About the Civil Aviation Rules
Whether aviation is your business or pleasure, from the moment you enter the aviation world, you must follow the Civil Aviation Rules. The Minister of the Crown who is authorised by the Prime Minister to be responsible for the Civil Aviation Act 1990, has the power to make Civil Aviation Rules. The Civil Aviation Rules are just like other Regulations made by the Government.
The Rules are made in the public interest, mostly for safety and security.
Everyone in aviation, whether a student pilot, engineer, air traffic controller, aircraft owner, builder, importer, insurer, Regulated Air Cargo Agent, or member of one of dozens of support organisations, needs to know which Rules apply to them and what they require.
The Rules provide a shared standard so that everyone understands how to operate correctly. They state the minimum level of safety required. If you do not operate at or above this level, you are breaking the law.

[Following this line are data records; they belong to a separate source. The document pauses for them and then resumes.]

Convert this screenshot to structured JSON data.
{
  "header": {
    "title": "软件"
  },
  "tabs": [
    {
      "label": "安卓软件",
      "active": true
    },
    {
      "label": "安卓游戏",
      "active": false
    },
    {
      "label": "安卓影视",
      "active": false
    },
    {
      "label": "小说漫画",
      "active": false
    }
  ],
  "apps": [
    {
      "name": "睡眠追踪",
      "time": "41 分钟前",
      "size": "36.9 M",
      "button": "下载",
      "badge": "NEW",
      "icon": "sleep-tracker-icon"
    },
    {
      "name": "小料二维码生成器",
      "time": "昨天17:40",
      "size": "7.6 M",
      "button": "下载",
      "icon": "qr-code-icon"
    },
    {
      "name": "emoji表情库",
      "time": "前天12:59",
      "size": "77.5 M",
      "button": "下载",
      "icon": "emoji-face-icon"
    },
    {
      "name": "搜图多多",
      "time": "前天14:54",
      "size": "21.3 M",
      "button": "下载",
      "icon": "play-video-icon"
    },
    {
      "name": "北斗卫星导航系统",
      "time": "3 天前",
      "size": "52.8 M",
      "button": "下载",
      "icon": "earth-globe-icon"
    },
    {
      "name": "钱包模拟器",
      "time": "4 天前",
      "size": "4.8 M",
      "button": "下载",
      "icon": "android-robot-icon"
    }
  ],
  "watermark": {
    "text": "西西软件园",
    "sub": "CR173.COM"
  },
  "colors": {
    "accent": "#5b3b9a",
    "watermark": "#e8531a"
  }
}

The Rules are divided into about 50 groups of related Rules called Parts. Each Part is identified by both a number and a name. Once you are familiar with them, you will probably just refer to the Parts that relate to you by number. For example, some of the things a private pilot needs to know about are gaining and maintaining their licence, the flying and airspace Rules, and how to report accidents. Part 61 tells you the requirements for getting a licence, Part 91 tells you the operating, airspace, and maintenance Rules, and Part 12 covers accident and incident reporting. Everyone also needs to know Part 1, which gives definitions and abbreviations for terms used in the rest of the Parts.